**DATA LISTING:**
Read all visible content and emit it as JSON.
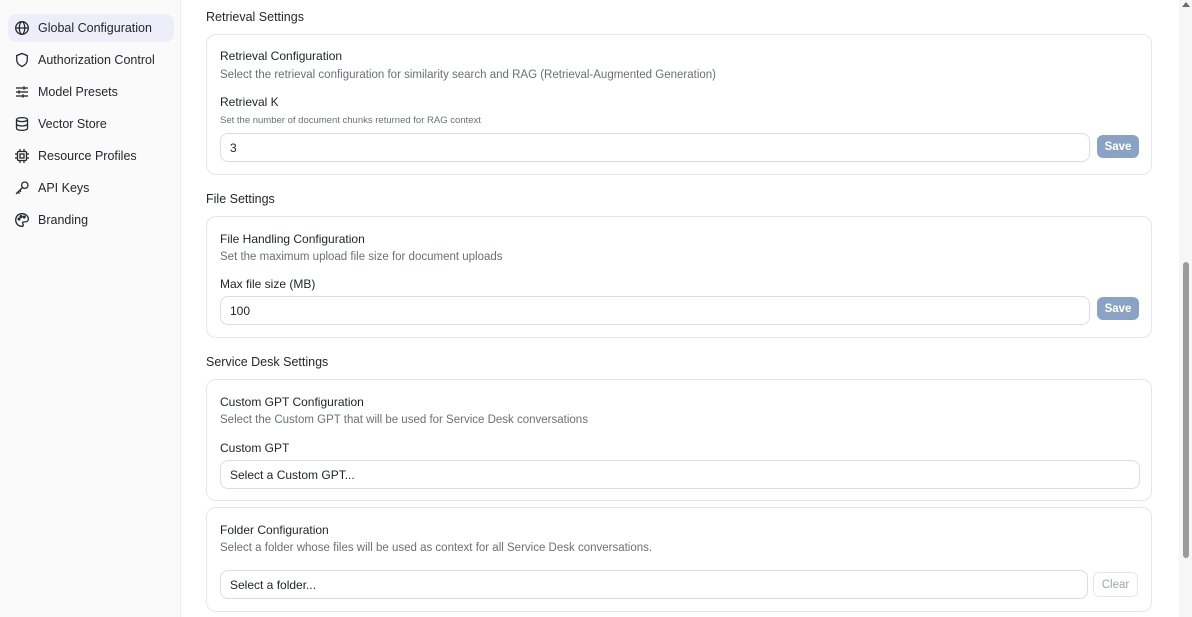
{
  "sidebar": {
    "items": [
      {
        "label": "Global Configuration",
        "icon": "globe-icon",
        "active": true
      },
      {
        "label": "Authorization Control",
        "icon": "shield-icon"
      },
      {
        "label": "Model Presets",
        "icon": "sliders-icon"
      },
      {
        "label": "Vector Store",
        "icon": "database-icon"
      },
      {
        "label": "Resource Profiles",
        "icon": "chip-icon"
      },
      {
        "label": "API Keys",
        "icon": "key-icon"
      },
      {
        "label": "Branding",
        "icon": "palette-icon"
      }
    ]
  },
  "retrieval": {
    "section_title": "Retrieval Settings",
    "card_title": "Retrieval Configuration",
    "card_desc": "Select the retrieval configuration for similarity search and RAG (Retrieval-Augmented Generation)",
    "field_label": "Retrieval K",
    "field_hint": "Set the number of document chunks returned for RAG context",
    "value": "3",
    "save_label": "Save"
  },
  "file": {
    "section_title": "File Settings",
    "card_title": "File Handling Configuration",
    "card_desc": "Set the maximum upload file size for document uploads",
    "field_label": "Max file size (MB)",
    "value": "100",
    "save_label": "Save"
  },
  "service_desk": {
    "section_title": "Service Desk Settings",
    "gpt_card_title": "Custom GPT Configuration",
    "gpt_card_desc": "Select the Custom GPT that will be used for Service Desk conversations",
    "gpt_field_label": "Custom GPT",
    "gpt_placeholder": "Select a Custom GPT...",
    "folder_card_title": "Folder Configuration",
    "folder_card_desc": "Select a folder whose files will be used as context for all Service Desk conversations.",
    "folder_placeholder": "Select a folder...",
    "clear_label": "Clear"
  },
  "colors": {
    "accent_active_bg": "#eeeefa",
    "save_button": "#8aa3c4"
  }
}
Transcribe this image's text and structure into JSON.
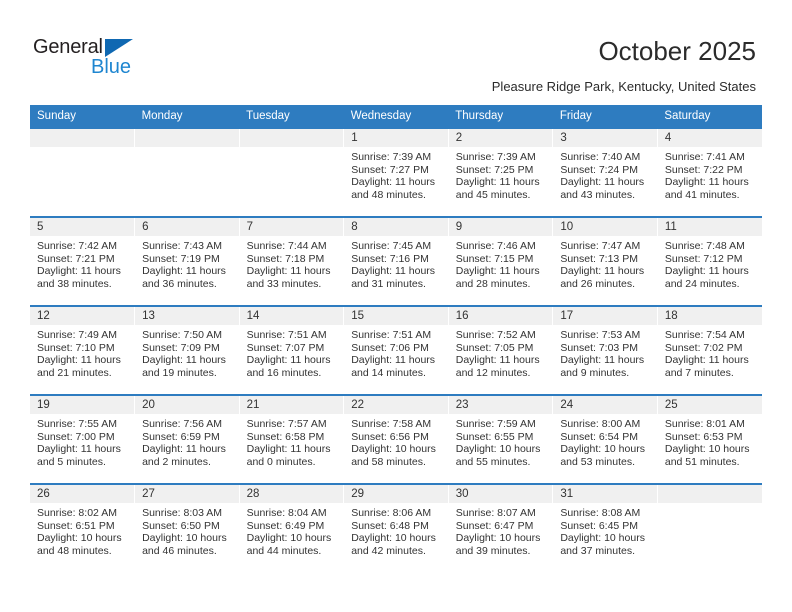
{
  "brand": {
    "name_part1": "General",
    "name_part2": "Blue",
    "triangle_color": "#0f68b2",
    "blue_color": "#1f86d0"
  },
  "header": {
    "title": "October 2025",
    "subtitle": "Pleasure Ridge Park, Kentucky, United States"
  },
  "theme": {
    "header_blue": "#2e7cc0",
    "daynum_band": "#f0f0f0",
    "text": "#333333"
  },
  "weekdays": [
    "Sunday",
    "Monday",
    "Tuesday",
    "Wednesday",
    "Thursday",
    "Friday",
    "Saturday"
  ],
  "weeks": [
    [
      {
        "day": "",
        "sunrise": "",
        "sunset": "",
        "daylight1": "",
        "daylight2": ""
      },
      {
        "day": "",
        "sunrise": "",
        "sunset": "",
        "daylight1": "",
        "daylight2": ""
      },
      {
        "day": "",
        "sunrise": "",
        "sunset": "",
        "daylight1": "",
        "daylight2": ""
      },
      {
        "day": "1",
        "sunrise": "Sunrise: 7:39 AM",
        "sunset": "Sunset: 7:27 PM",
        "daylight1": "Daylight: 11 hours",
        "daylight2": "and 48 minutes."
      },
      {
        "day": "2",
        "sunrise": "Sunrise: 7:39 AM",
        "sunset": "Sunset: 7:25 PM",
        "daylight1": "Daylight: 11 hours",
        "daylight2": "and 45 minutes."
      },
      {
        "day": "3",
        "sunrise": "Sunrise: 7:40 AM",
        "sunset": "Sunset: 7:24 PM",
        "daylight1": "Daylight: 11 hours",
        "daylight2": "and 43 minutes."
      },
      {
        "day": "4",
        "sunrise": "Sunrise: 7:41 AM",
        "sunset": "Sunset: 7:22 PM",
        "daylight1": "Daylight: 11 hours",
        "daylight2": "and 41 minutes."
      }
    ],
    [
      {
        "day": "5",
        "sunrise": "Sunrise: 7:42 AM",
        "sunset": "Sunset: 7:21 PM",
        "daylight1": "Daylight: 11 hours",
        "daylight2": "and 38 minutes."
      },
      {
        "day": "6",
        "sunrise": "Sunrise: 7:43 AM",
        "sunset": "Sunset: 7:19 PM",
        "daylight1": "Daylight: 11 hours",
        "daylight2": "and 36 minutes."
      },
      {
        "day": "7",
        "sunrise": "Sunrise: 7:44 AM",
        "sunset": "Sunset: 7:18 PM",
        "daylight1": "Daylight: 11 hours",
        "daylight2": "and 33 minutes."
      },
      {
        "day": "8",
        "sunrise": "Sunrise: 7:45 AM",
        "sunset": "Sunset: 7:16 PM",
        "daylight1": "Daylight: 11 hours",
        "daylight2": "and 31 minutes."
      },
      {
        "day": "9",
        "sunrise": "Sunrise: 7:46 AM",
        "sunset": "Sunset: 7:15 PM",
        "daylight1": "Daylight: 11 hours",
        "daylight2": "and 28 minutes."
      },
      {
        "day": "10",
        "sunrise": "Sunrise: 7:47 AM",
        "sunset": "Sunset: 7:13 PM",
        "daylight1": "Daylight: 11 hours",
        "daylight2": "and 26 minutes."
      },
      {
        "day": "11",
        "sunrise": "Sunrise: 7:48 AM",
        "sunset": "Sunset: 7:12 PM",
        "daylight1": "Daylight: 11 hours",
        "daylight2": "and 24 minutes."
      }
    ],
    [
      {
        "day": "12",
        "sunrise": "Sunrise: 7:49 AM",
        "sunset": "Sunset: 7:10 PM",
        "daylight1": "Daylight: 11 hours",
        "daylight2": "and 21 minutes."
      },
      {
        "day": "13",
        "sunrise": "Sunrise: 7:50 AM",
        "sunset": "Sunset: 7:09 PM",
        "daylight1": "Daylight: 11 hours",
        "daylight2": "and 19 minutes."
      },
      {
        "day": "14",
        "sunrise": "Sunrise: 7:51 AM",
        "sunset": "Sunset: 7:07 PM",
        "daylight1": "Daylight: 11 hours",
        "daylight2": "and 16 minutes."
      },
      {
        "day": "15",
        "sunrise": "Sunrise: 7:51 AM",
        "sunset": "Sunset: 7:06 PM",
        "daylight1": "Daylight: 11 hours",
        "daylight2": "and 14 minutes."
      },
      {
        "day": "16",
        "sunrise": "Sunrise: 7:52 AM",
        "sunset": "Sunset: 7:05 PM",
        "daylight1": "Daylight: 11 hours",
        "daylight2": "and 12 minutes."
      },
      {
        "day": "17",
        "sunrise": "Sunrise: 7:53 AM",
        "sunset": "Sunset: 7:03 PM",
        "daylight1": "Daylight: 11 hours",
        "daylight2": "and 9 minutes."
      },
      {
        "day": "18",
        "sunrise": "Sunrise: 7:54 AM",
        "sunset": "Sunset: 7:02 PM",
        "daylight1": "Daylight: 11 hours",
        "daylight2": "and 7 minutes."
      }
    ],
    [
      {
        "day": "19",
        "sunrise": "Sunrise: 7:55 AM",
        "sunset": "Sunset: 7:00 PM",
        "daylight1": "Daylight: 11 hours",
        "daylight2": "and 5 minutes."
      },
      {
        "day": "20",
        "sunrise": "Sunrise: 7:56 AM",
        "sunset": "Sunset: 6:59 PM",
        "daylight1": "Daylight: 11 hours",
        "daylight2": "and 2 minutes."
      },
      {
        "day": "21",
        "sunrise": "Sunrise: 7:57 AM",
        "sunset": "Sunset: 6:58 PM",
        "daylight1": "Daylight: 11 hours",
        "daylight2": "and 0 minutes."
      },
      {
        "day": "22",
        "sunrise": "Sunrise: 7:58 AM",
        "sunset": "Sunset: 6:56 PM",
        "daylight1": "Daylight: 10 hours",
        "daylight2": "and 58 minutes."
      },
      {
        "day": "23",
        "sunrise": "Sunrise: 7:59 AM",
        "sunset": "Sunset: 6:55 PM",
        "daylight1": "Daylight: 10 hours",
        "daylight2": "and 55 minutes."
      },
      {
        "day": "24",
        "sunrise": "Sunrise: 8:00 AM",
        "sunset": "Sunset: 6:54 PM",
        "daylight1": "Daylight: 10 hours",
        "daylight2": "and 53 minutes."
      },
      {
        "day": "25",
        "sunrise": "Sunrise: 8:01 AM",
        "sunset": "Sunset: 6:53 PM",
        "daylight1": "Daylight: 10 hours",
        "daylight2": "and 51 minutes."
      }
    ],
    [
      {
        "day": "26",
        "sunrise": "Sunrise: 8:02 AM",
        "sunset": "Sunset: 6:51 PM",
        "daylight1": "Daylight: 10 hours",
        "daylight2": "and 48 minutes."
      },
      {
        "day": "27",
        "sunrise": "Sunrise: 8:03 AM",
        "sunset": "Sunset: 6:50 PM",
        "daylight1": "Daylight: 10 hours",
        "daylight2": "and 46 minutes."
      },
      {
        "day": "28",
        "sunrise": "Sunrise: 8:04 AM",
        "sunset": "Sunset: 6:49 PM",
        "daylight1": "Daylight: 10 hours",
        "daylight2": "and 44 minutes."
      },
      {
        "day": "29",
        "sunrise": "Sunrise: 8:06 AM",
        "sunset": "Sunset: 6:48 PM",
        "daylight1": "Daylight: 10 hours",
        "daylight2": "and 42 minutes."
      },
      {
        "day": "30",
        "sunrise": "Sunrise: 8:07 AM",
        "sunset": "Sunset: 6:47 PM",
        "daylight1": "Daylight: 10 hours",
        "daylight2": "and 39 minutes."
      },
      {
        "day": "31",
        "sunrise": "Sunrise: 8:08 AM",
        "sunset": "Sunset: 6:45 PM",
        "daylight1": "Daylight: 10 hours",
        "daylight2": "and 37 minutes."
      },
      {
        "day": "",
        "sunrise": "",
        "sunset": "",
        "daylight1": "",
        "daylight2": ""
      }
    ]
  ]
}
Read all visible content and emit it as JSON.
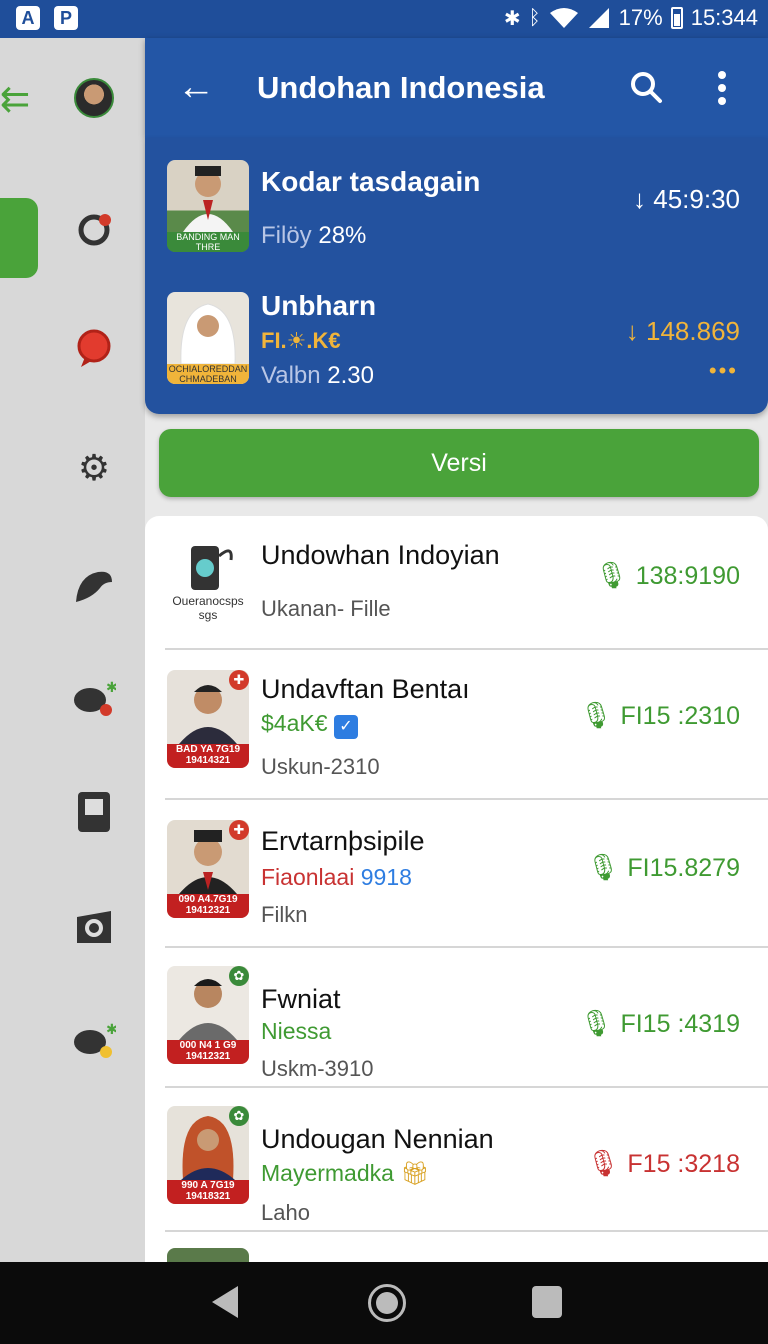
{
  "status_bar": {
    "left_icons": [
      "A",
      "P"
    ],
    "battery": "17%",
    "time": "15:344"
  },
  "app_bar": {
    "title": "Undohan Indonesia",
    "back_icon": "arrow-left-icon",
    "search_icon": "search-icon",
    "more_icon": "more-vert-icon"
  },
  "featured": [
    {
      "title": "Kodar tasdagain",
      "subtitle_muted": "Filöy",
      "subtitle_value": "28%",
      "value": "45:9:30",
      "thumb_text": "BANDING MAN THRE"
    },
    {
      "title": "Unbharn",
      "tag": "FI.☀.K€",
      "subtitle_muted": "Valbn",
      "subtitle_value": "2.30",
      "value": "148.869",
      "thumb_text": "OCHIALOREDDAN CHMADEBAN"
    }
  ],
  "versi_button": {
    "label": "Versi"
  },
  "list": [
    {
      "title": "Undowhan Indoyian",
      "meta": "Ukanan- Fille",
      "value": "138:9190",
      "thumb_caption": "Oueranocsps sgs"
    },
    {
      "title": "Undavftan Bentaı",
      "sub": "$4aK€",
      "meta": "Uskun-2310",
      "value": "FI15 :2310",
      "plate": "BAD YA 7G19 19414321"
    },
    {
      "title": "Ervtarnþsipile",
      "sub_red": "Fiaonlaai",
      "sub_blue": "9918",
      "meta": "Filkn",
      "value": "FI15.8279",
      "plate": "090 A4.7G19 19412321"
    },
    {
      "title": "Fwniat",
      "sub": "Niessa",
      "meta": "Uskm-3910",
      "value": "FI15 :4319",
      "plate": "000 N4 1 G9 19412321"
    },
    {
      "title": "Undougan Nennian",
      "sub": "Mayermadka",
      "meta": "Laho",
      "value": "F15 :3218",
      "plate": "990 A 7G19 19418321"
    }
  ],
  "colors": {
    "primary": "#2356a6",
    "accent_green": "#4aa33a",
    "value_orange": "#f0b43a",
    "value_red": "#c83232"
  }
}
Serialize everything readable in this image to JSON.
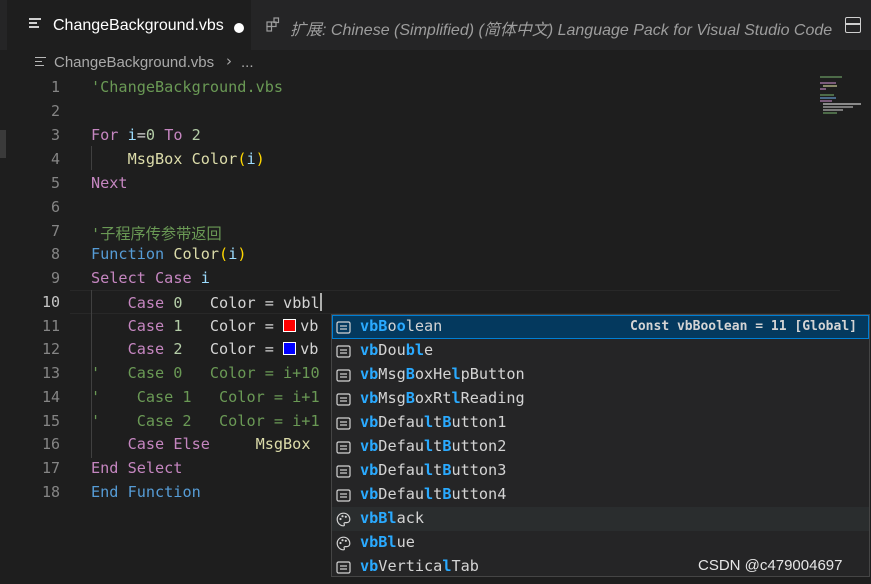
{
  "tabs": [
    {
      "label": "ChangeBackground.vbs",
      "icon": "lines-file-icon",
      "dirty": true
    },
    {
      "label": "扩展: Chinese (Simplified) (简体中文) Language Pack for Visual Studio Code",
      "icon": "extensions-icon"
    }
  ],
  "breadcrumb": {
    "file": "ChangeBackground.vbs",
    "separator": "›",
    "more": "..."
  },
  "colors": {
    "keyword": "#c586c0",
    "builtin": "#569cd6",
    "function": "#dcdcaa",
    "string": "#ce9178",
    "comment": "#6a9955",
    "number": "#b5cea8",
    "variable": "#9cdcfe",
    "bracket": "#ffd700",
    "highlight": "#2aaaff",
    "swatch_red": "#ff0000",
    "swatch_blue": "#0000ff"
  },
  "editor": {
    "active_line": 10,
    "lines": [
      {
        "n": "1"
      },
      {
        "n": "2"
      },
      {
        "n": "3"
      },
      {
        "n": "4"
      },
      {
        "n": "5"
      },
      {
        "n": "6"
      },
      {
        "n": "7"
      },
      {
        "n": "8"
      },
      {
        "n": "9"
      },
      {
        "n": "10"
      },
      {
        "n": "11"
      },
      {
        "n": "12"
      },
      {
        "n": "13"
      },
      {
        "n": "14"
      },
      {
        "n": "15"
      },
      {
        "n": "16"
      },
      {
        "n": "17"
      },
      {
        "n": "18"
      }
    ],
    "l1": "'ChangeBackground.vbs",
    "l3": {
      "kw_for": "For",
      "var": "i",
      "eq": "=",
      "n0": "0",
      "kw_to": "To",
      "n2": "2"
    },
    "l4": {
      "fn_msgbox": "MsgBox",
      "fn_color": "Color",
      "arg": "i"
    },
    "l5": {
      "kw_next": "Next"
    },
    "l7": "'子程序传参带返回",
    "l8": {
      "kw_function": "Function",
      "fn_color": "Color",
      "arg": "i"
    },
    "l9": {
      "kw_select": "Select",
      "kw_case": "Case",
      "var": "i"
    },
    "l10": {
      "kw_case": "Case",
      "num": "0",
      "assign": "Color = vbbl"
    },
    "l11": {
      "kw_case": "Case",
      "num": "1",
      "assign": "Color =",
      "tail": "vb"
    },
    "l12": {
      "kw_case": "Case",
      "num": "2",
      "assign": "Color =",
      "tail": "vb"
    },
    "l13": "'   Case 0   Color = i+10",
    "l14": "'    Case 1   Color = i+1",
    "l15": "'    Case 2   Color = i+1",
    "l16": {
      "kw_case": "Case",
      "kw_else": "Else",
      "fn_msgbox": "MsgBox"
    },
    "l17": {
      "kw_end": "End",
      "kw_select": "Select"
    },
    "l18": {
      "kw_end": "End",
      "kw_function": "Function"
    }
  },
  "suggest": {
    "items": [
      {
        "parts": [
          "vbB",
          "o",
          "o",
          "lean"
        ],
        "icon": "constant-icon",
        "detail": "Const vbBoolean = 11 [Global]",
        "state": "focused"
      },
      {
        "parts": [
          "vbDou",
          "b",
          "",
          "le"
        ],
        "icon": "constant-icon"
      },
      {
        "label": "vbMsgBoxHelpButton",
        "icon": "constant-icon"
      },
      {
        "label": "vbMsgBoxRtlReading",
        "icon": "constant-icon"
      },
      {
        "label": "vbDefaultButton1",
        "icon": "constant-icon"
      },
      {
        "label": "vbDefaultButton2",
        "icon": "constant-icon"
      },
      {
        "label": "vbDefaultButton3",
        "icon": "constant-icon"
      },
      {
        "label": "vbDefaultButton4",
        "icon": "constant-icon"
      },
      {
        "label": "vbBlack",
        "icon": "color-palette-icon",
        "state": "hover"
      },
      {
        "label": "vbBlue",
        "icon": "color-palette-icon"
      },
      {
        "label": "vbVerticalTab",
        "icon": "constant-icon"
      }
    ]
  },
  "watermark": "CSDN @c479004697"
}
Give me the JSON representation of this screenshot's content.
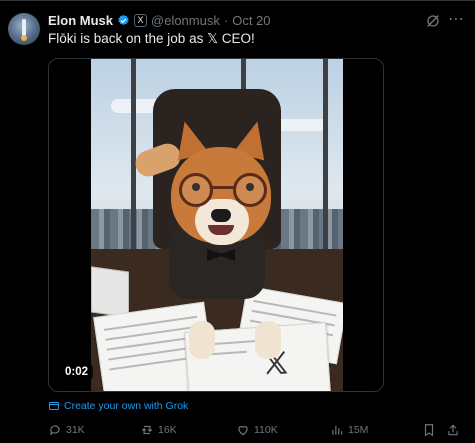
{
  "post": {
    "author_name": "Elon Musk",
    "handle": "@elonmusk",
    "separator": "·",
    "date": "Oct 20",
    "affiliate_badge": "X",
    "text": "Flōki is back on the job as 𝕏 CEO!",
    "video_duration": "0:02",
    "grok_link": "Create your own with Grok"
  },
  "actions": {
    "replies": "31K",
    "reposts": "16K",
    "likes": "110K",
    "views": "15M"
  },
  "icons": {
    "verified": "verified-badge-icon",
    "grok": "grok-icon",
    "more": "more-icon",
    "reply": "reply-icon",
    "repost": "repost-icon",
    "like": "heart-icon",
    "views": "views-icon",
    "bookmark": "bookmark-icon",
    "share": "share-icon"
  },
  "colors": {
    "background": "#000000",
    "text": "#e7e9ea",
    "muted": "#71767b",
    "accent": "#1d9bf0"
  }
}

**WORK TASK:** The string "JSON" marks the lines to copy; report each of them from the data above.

**EXERCISE OUTPUT:**
Read all visible content and emit it as JSON.
Transcribe this image's text and structure into JSON.
Read all visible content and emit it as JSON.
Serialize everything readable in this image to JSON.
Give me the JSON representation of this screenshot's content.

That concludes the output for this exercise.